--- START ---

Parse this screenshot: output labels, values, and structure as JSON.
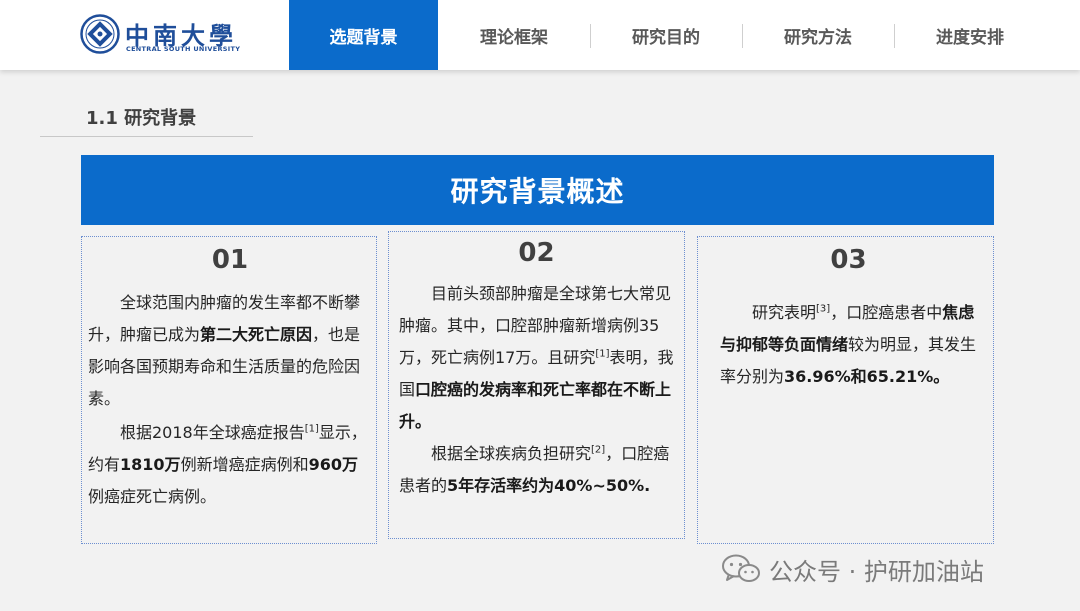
{
  "header": {
    "logo": {
      "name_cn": "中南大學",
      "name_en": "CENTRAL SOUTH UNIVERSITY",
      "icon": "csu-emblem-icon"
    },
    "nav": [
      {
        "label": "选题背景",
        "active": true
      },
      {
        "label": "理论框架",
        "active": false
      },
      {
        "label": "研究目的",
        "active": false
      },
      {
        "label": "研究方法",
        "active": false
      },
      {
        "label": "进度安排",
        "active": false
      }
    ]
  },
  "section": {
    "title": "1.1 研究背景"
  },
  "banner": {
    "title": "研究背景概述"
  },
  "cards": [
    {
      "num": "01",
      "p1": {
        "a": "全球范围内肿瘤的发生率都不断攀升，肿瘤已成为",
        "b": "第二大死亡原因",
        "c": "，也是影响各国预期寿命和生活质量的危险因素。"
      },
      "p2": {
        "a": "根据2018年全球癌症报告",
        "ref": "[1]",
        "b": "显示，约有",
        "c": "1810万",
        "d": "例新增癌症病例和",
        "e": "960万",
        "f": "例癌症死亡病例。"
      }
    },
    {
      "num": "02",
      "p1": {
        "a": "目前头颈部肿瘤是全球第七大常见肿瘤。其中，口腔部肿瘤新增病例35万，死亡病例17万。且研究",
        "ref": "[1]",
        "b": "表明，我国",
        "c": "口腔癌的发病率和死亡率都在不断上升。"
      },
      "p2": {
        "a": "根据全球疾病负担研究",
        "ref": "[2]",
        "b": "，口腔癌患者的",
        "c": "5年存活率约为40%~50%."
      }
    },
    {
      "num": "03",
      "p1": {
        "a": "研究表明",
        "ref": "[3]",
        "b": "，口腔癌患者中",
        "c": "焦虑与抑郁等负面情绪",
        "d": "较为明显，其发生率分别为",
        "e": "36.96%和65.21%。"
      }
    }
  ],
  "watermark": {
    "text": "公众号 · 护研加油站",
    "icon": "wechat-icon"
  },
  "colors": {
    "accent": "#0b6bcb",
    "background": "#f2f2f2",
    "logo": "#1f4e9a",
    "card_border": "#6d8fd0"
  }
}
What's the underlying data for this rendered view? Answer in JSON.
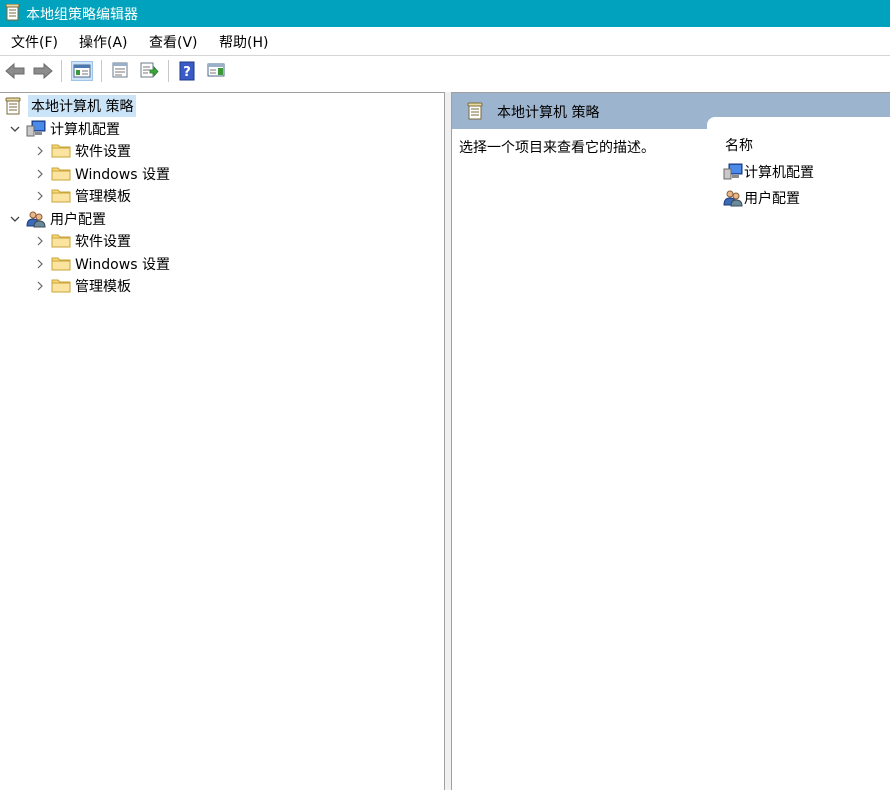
{
  "window": {
    "title": "本地组策略编辑器",
    "icon": "policy-document-icon"
  },
  "menu": {
    "items": [
      {
        "label": "文件(F)"
      },
      {
        "label": "操作(A)"
      },
      {
        "label": "查看(V)"
      },
      {
        "label": "帮助(H)"
      }
    ]
  },
  "toolbar": {
    "buttons": [
      {
        "icon": "back-arrow-icon"
      },
      {
        "icon": "forward-arrow-icon"
      },
      {
        "icon": "show-hide-tree-icon",
        "active": true
      },
      {
        "icon": "properties-icon"
      },
      {
        "icon": "export-list-icon"
      },
      {
        "icon": "help-icon"
      },
      {
        "icon": "show-hide-action-pane-icon"
      }
    ]
  },
  "tree": {
    "root": {
      "label": "本地计算机 策略",
      "icon": "policy-document-icon",
      "selected": true
    },
    "nodes": [
      {
        "label": "计算机配置",
        "icon": "computer-icon",
        "expanded": true,
        "children": [
          {
            "label": "软件设置",
            "icon": "folder-icon"
          },
          {
            "label": "Windows 设置",
            "icon": "folder-icon"
          },
          {
            "label": "管理模板",
            "icon": "folder-icon"
          }
        ]
      },
      {
        "label": "用户配置",
        "icon": "users-icon",
        "expanded": true,
        "children": [
          {
            "label": "软件设置",
            "icon": "folder-icon"
          },
          {
            "label": "Windows 设置",
            "icon": "folder-icon"
          },
          {
            "label": "管理模板",
            "icon": "folder-icon"
          }
        ]
      }
    ]
  },
  "details": {
    "header": "本地计算机 策略",
    "description": "选择一个项目来查看它的描述。",
    "column_name": "名称",
    "items": [
      {
        "label": "计算机配置",
        "icon": "computer-icon"
      },
      {
        "label": "用户配置",
        "icon": "users-icon"
      }
    ]
  },
  "colors": {
    "title_bar": "#00a2bd",
    "detail_header": "#9db4cf",
    "selection": "#cce4f7"
  }
}
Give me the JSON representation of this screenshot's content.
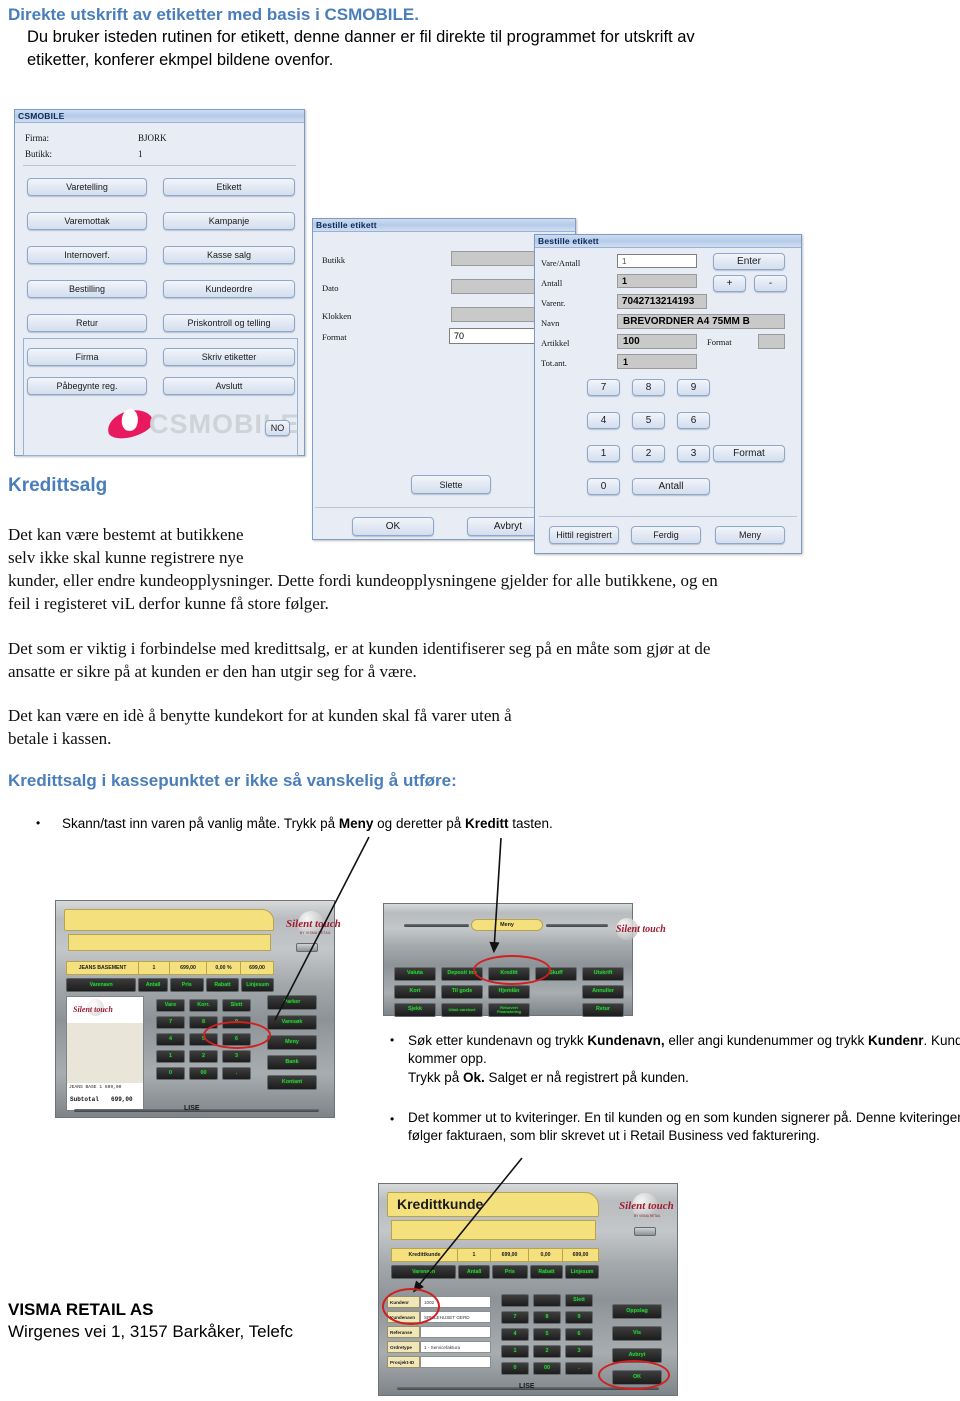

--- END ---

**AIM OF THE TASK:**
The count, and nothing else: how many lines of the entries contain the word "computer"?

**RESULT:**
2